### WHAT YOU NEED TO DO
Look through the records that follow. Copy every line containing the word "development".

══ RECORDS FOR THE TASK ══

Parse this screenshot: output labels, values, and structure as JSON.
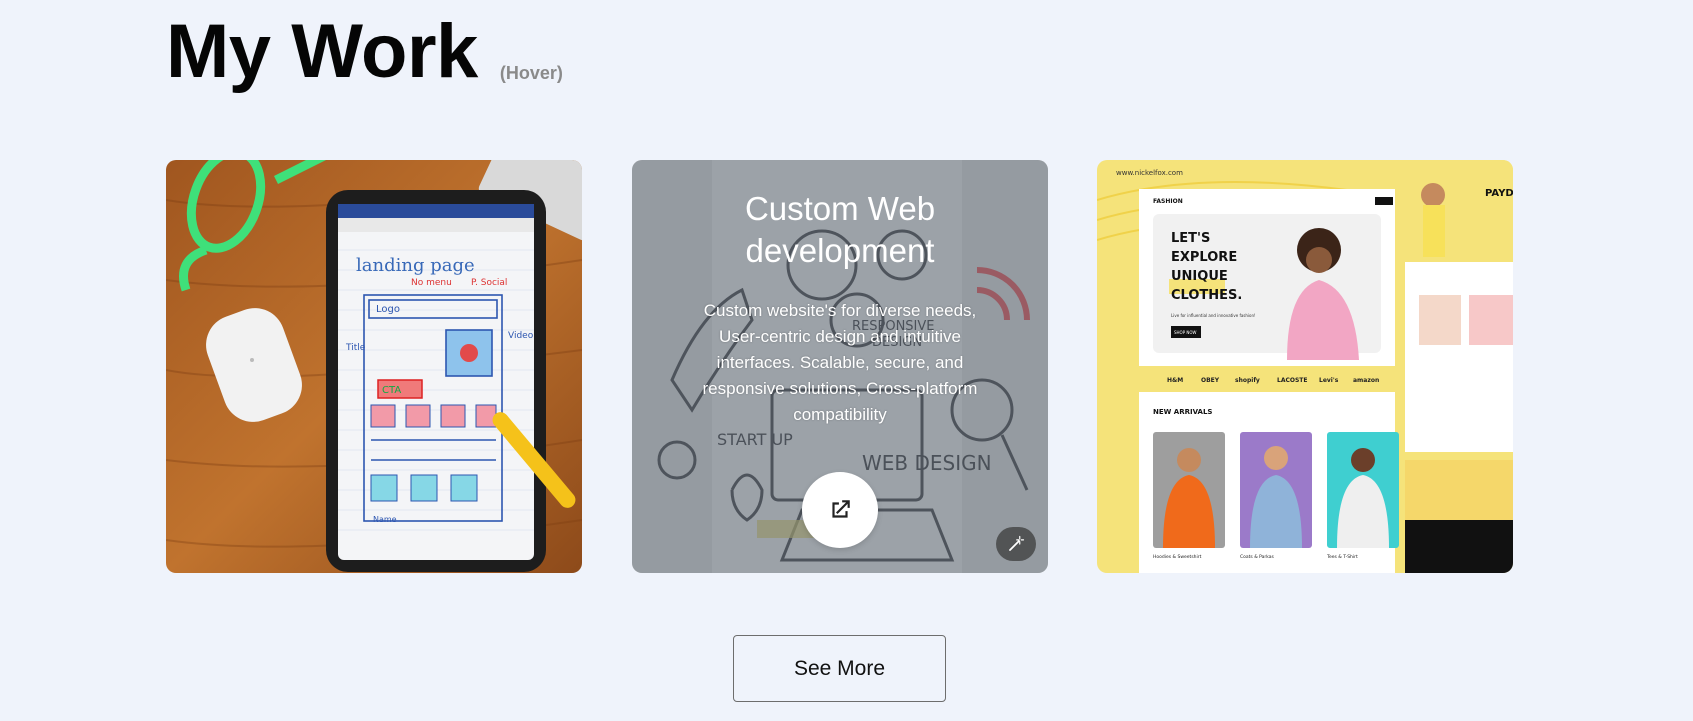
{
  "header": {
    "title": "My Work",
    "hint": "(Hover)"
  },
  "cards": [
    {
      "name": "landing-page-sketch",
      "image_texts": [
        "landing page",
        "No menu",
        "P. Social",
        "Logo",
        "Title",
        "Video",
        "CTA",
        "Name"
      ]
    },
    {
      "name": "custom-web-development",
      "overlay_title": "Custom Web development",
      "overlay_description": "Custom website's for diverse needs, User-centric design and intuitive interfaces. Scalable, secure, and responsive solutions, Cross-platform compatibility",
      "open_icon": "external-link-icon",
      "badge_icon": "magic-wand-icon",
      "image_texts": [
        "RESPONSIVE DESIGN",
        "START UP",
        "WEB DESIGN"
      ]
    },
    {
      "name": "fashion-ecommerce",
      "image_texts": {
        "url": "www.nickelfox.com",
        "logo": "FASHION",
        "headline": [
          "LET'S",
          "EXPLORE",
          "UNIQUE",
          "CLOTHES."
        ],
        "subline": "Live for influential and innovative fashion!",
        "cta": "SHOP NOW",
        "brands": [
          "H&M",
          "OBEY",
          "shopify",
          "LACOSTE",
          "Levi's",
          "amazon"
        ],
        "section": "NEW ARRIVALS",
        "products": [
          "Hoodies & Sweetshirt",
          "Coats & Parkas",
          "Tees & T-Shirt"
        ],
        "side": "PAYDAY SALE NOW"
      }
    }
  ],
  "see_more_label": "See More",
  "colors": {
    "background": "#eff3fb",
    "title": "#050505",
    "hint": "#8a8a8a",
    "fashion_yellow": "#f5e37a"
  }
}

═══
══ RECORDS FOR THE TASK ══

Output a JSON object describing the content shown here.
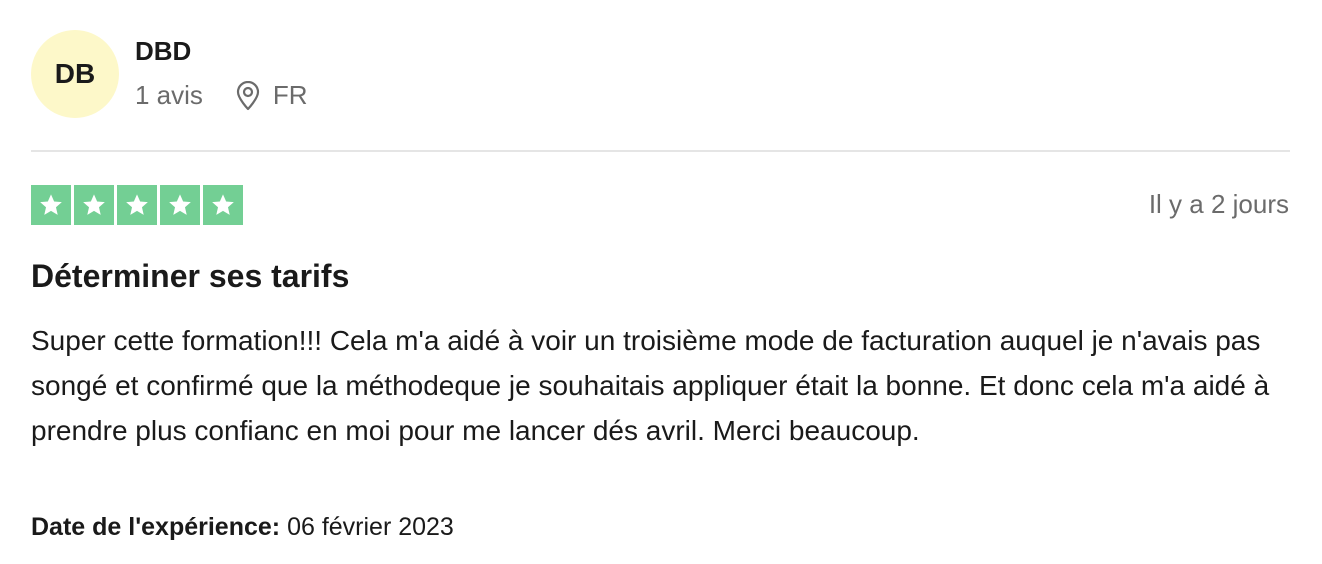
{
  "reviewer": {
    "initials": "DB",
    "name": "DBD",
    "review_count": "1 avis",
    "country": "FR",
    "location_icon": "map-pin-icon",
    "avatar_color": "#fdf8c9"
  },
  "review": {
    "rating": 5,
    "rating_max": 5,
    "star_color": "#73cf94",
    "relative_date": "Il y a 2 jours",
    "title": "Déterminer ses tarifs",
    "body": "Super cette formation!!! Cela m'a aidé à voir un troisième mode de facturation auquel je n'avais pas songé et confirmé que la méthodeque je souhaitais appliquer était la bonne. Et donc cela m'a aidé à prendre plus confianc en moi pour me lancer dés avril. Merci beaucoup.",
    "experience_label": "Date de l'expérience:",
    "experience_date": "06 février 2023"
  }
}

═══

### ANSWER TO THE PROBLEM
      "name": "custom-web-development",
      "overlay_title": "Custom Web development",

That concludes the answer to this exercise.